___ Provided data ___

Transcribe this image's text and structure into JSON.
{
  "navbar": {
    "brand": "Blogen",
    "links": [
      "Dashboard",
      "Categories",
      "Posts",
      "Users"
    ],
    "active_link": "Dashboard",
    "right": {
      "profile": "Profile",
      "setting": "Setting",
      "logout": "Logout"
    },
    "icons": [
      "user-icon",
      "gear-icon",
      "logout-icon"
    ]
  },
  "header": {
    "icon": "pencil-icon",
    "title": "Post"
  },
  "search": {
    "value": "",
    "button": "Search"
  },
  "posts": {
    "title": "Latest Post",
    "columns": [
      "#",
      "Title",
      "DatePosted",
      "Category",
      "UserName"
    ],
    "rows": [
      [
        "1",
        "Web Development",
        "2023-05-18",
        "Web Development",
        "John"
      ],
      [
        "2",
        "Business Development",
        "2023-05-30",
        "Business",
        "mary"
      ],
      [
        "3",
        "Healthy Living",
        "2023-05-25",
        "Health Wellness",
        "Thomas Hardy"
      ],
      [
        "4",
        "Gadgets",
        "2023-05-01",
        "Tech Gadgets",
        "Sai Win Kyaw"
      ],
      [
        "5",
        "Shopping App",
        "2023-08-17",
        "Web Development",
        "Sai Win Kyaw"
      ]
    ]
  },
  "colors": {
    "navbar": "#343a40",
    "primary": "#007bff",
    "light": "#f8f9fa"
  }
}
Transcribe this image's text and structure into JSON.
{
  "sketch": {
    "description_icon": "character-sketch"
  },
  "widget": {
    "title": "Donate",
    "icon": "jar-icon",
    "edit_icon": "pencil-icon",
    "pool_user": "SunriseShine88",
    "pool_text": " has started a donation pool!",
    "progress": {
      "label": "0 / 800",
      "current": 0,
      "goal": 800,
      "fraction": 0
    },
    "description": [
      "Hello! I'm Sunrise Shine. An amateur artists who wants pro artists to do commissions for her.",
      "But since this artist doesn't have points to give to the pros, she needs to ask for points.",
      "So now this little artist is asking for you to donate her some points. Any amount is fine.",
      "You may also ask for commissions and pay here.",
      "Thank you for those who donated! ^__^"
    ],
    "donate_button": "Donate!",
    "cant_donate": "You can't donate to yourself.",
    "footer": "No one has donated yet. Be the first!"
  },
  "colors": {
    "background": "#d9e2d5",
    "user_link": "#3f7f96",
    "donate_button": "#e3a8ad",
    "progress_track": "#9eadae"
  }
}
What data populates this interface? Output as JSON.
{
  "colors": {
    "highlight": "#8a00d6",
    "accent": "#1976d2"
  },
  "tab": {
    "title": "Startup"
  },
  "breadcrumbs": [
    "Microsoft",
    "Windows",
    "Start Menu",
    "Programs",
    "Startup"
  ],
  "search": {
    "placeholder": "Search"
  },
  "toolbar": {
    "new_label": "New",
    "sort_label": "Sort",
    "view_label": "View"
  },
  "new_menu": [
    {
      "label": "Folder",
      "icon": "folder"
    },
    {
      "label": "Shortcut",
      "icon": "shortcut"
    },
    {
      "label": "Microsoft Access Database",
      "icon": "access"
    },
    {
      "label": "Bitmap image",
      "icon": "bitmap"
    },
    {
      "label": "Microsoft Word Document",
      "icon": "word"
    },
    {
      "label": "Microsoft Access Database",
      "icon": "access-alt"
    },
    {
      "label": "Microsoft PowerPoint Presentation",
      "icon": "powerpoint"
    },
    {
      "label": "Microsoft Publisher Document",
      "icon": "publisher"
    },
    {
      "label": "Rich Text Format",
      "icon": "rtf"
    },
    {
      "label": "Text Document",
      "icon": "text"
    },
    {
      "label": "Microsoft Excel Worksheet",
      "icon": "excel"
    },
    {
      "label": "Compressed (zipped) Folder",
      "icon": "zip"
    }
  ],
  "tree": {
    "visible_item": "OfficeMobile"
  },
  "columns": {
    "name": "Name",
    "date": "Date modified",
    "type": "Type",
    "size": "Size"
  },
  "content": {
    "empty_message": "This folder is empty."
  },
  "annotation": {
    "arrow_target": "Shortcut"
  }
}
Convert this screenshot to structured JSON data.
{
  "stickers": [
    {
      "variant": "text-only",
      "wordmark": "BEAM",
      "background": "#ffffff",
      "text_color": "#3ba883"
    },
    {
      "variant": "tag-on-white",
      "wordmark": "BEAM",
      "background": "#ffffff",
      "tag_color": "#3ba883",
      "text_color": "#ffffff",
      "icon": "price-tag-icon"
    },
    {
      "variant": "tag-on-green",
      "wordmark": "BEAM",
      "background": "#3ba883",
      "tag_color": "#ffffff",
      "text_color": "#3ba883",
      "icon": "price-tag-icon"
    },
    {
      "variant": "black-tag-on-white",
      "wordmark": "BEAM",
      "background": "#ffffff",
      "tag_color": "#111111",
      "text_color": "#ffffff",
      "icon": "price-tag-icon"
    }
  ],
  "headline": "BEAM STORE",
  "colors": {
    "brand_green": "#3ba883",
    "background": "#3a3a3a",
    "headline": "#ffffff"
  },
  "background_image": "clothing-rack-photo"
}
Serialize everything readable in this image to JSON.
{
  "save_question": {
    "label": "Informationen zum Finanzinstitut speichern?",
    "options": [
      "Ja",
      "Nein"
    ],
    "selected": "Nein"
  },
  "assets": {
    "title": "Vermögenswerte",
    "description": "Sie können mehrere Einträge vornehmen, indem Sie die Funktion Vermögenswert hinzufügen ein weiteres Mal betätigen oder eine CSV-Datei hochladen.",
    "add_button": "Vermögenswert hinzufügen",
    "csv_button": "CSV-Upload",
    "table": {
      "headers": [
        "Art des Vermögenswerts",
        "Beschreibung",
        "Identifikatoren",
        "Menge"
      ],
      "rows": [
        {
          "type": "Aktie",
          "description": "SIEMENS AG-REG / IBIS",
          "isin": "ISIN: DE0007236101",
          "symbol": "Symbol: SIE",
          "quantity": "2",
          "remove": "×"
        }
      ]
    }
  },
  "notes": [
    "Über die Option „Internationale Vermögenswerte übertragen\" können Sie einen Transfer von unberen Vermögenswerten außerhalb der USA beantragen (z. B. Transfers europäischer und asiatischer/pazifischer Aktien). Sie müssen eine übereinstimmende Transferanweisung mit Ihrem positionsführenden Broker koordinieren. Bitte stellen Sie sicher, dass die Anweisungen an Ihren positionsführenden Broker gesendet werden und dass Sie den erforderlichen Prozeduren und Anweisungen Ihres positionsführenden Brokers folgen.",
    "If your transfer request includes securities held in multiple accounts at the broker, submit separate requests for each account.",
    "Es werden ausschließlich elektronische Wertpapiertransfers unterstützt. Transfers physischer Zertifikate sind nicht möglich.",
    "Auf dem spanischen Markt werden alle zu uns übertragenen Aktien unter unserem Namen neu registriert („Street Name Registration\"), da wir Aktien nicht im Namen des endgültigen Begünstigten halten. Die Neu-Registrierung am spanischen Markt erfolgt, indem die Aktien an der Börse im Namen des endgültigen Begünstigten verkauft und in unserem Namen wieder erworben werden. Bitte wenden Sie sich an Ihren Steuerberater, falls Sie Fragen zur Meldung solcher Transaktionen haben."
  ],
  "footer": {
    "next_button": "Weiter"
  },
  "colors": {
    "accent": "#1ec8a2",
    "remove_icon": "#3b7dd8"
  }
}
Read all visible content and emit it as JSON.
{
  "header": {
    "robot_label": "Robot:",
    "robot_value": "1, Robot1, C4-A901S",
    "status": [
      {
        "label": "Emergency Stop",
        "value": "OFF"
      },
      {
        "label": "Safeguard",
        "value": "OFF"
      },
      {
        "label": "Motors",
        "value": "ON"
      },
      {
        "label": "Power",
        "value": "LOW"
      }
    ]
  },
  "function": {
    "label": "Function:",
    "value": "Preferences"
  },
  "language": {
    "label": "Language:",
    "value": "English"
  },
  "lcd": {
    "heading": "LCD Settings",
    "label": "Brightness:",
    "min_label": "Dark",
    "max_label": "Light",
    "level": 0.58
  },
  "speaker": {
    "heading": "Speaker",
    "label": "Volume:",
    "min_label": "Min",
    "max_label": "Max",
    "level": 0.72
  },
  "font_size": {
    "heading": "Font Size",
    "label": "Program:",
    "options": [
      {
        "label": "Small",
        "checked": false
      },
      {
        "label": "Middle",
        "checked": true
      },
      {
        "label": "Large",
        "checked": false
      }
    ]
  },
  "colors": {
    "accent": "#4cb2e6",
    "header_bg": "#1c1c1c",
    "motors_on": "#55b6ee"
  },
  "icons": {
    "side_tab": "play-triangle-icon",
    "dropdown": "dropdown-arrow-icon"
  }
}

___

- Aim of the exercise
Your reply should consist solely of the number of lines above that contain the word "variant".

- Result
4